For me, at least, getting a book as a present doesn’t have the same deep-seated pleasure as buying it for myself, and by that I mean real, dead-tree, books – I find I can form no emotional attachment to ebooks, and new ones can linger, unread, for weeks, but with a real book I simply have to read it immediately, to savour the feel of the crisp, unsullied pages, and that clean, new-book smell – paper and ink, thread and glue (if you can find a traditionally-constructed hard-back these days!), speaks to my soul in the way e-ink never can.
And I have little doubt that it’s the same for any avid, and reasonably eclectic, reader, which is why I maintain that the worst thing you can buy for such people is another book. Odds are if they want it, they’ll already have it. Give them a book token/gift card – if they truly are bibliophiles it’ll be spent on a book, or books, have no worries on that score.
NB: There’s a small bookcase alongside my computer. Two shelves hold my old (up to 103 years), foodie book collection, but I can also see books by John Grisham, Stephen King, Peter Straub, Larry Niven, Mike Harding, Prosper Montagne, Stuart Maconie (Radio 2 presenter), Tolkien, Fritz Lieber, Escoffier, John Sandford, Bill Bryson, George RR Martin, plus a whole bunch on bread-making and its history, including one by a one-armed Jesuit.

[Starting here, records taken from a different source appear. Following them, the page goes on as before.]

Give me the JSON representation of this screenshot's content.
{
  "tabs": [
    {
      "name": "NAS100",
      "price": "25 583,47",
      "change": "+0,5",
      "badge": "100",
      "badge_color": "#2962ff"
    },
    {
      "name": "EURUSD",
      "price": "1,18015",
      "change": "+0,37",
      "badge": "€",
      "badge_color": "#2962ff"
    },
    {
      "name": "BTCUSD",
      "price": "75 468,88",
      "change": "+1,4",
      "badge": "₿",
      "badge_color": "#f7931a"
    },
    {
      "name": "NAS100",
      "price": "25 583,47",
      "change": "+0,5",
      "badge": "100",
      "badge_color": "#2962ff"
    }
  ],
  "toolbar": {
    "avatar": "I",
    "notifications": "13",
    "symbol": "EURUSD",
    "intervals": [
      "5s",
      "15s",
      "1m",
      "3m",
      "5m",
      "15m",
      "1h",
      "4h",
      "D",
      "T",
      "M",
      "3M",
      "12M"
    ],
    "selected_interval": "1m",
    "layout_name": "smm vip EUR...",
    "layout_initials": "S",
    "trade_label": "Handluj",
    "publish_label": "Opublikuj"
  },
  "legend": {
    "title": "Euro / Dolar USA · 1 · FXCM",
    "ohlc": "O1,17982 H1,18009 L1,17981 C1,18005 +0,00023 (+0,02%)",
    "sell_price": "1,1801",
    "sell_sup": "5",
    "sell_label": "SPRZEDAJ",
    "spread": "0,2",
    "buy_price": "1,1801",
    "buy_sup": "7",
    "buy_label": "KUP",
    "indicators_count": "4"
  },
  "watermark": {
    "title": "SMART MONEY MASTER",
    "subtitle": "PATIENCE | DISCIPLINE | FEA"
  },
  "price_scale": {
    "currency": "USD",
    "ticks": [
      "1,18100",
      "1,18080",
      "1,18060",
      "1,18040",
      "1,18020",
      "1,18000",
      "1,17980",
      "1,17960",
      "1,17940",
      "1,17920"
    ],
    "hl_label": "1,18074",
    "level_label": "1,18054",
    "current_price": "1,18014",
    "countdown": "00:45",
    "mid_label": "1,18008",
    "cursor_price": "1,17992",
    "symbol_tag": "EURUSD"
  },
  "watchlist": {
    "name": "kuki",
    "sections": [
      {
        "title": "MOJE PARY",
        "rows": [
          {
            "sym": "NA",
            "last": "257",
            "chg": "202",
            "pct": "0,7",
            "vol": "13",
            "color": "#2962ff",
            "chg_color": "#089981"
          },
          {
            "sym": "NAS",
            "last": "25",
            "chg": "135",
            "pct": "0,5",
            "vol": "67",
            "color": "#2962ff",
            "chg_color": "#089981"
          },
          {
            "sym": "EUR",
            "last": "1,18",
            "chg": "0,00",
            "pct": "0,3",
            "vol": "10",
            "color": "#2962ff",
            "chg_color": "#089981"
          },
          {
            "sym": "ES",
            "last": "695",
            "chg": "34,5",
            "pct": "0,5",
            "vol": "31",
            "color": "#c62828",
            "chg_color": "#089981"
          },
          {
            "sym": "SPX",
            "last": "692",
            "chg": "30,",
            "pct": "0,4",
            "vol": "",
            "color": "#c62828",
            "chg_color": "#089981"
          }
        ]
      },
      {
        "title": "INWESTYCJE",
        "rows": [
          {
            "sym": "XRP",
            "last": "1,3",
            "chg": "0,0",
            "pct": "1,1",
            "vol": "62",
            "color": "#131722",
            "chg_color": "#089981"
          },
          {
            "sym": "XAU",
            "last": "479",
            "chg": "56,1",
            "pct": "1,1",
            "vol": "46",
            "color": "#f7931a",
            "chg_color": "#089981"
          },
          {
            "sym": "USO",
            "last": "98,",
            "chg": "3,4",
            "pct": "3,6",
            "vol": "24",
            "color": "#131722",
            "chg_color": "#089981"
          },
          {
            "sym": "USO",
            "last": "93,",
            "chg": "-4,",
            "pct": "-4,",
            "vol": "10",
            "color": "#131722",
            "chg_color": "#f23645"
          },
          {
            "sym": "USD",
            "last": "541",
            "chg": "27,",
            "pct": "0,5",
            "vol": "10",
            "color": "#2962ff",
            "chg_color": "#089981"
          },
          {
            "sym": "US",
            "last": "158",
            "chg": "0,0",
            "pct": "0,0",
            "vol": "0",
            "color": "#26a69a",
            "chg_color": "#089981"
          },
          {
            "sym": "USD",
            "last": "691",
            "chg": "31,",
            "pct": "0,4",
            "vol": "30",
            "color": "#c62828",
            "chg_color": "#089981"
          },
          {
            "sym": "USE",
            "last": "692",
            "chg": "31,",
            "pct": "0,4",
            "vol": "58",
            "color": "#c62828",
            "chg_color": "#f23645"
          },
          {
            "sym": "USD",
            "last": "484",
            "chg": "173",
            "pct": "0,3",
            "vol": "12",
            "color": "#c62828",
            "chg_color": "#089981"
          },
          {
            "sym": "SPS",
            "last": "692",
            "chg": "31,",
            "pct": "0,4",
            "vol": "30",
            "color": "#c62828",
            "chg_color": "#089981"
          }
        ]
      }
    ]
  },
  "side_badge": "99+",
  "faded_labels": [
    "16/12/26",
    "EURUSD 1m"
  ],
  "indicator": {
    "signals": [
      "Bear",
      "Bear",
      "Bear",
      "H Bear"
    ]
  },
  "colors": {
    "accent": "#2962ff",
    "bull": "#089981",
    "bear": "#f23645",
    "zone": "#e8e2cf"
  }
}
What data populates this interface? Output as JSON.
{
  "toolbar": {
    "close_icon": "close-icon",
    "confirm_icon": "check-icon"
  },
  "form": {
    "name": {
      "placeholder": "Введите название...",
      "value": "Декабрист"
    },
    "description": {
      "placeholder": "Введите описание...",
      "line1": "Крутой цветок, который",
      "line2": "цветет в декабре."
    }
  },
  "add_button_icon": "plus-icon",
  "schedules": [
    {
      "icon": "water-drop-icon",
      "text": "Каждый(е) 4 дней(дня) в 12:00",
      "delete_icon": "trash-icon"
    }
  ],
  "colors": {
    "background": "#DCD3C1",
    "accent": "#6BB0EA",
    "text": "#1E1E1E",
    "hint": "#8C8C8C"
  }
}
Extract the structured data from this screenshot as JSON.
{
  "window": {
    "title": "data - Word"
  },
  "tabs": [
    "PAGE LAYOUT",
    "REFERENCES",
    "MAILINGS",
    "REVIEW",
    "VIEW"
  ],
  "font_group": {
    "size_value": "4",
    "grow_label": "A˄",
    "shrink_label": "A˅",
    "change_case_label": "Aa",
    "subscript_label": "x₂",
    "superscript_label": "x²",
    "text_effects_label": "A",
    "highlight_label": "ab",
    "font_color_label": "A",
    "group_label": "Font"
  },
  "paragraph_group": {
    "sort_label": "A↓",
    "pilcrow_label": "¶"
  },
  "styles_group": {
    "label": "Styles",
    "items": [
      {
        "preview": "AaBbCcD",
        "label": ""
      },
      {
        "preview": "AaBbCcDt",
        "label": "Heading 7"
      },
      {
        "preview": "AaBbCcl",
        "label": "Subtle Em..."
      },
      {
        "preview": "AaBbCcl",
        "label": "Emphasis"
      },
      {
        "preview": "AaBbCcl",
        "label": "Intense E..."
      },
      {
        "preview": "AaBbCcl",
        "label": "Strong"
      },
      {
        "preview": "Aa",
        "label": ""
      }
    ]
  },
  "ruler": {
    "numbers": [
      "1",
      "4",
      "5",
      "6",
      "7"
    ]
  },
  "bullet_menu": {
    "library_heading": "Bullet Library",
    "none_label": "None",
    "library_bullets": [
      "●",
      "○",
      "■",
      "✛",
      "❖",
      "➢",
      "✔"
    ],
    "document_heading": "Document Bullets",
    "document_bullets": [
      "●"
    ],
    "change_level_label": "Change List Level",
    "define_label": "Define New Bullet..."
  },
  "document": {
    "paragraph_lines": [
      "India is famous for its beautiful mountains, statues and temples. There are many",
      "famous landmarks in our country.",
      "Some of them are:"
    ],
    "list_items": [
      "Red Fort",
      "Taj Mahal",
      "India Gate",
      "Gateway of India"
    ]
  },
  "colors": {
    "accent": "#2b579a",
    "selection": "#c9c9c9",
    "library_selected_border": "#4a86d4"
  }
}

The very best of luck in reaching a decision on what to buy me based on that lot – and that’s just the tip of the iceberg.